palm oil and orangutans

The new tool therefore represents a significant advancement toward understanding ecological changes that accompany changes in forest cover.

“This is the first map of forest change that is globally consistent and locally relevant,” said Hansen. “Losses or gains in forest cover shape many important aspects of an ecosystem including, climate regulation, carbon storage, biodiversity and water supplies, but until now there has not been a way to get detailed, accurate, satellite-based and readily available data on forest cover change from local to global scales.”

The map wouldn’t have been possible without long-term collaboration between several institutions, including the University of Maryland, Google Inc, NASA, USGS, South Dakota State University, and the Woods Hole Research Center, among others. First touted publicly in 2008, the project has been in development nearly five years with significant financial support from the Gordon and Betty Moore Foundation Foundation.

endangered species conservation and forest conservation

The project leverages the massive computing power of Google Earth Engine, which processed some 650,000 NASA Landsat images to map forest loss and gain. According to Google, a process that “would have taken a single computer 15 years to perform was completed in a matter of days.”

“By combining the extensive Landsat database with the computing power of Google Earth Engine, Dr. Hansen saw an opportunity to do something that had never been done before,” said Rebecca Moore, head of Google Earth Engine and Earth Outreach at Google. “To date, this is the largest-scale scientific application of Earth Engine technology to measurement and mapping of earth’s natural resources.”

Google Earth Engine is also being used by other forest scientists, at places like the Carnegie Institution and Brazil-based Imazon, for other forest monitoring and mapping applications. Improved understanding of the state of forests through tools like these should boost the ability of decision makers — from lawmakers to business leaders — to establish policies that better protect forests.

“Brazil used Landsat data to document its deforestation trends, then used this information in its policy formulation and implementation,” said Hansen. “Now, with our global mapping of forest changes every nation has access to this kind of information, for their own country and the rest of the world.”

Read more at http://news.mongabay.com/2013/1114-global-forest-map.html?fbfnpg#Cr4KIuwOUyHUbqry.99

climate change and deforestation

Sacred Seedlings is a global initiative to support forest conservation, reforestation, urban forestry, carbon capture, sustainable agriculture and wildlife conservation.
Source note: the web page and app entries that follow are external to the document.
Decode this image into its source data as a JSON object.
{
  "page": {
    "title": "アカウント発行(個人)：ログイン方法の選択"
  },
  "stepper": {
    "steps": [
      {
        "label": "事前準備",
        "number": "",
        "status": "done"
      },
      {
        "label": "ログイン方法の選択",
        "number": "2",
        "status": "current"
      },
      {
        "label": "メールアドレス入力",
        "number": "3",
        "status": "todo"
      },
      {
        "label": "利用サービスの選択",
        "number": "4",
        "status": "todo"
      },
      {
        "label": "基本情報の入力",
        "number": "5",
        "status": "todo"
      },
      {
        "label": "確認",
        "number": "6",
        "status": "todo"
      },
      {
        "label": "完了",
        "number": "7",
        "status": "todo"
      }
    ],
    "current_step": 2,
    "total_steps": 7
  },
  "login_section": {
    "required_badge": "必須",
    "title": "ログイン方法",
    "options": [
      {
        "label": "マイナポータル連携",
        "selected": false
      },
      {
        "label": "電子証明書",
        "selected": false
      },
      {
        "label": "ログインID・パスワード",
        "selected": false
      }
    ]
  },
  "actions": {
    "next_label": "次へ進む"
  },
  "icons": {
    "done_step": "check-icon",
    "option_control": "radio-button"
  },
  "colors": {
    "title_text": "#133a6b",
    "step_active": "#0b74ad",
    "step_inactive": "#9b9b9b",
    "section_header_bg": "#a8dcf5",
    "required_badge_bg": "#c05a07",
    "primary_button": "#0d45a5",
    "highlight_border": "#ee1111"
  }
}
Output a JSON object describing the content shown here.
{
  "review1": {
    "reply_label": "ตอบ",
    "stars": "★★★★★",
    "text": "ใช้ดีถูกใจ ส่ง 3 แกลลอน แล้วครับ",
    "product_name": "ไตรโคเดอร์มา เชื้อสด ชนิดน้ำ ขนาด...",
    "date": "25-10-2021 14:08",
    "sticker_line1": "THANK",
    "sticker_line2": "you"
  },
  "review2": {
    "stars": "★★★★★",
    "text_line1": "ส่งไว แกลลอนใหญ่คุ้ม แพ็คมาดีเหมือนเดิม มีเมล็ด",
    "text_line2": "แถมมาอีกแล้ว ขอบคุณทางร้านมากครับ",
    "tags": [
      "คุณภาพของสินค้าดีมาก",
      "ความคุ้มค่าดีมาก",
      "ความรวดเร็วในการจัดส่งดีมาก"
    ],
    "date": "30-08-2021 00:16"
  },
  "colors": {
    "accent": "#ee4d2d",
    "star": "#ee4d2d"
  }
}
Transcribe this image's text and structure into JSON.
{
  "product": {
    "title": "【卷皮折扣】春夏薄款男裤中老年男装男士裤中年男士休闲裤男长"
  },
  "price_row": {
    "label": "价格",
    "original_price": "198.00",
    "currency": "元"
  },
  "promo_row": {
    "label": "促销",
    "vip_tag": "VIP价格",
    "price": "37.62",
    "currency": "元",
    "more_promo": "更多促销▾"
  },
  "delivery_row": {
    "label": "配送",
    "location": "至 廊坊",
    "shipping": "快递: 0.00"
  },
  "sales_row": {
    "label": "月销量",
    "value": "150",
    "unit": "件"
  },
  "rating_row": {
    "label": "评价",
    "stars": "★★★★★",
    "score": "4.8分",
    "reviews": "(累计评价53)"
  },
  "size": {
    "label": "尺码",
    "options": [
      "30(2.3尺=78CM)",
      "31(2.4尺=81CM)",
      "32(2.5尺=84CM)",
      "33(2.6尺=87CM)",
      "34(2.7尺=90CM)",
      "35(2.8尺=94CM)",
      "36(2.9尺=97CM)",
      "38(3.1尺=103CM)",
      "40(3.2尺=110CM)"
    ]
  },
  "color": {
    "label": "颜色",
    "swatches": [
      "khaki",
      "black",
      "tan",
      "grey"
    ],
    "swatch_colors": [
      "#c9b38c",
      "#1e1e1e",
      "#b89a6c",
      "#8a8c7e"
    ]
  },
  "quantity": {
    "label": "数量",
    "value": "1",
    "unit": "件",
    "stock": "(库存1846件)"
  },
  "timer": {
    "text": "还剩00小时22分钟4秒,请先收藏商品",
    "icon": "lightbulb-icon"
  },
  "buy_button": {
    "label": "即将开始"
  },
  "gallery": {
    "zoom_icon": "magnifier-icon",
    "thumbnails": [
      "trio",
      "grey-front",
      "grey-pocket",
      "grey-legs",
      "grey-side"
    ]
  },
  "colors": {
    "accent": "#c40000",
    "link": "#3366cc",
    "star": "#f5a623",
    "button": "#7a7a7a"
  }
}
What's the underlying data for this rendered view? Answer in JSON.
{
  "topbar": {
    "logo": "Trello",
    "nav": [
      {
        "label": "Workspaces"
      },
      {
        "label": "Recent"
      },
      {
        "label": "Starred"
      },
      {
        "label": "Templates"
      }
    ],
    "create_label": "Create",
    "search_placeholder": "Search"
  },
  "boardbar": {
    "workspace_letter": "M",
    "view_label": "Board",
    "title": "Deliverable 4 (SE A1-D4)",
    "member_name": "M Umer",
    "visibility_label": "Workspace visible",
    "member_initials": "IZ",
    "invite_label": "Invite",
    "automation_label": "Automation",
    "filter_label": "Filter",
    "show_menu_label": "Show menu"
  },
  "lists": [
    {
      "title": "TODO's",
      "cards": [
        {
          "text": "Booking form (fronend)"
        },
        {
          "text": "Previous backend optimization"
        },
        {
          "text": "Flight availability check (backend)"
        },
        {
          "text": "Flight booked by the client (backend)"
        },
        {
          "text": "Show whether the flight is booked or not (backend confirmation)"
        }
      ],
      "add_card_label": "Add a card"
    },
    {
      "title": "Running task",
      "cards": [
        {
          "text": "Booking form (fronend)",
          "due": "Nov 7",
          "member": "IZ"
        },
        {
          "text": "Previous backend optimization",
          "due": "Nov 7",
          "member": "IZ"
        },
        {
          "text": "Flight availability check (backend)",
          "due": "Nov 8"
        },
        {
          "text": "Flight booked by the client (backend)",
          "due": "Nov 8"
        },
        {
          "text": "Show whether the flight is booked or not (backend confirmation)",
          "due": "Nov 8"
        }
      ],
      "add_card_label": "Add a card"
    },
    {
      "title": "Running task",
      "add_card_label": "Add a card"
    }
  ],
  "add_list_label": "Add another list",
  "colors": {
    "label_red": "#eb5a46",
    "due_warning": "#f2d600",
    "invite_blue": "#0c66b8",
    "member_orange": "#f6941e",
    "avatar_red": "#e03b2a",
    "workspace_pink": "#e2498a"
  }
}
Sustainable land management and land use are critical to the survival of entire ecosystems.

Sacred Seedlings is a U.S.-based program that supports the vision of local stakeholders. We have projects ready across Africa. We seek additional projects elsewhere around the world. We also seek volunteers, sponsors and donors of cash and in-kind support. Write to Gary Chandler for more information gary@crossbow1.com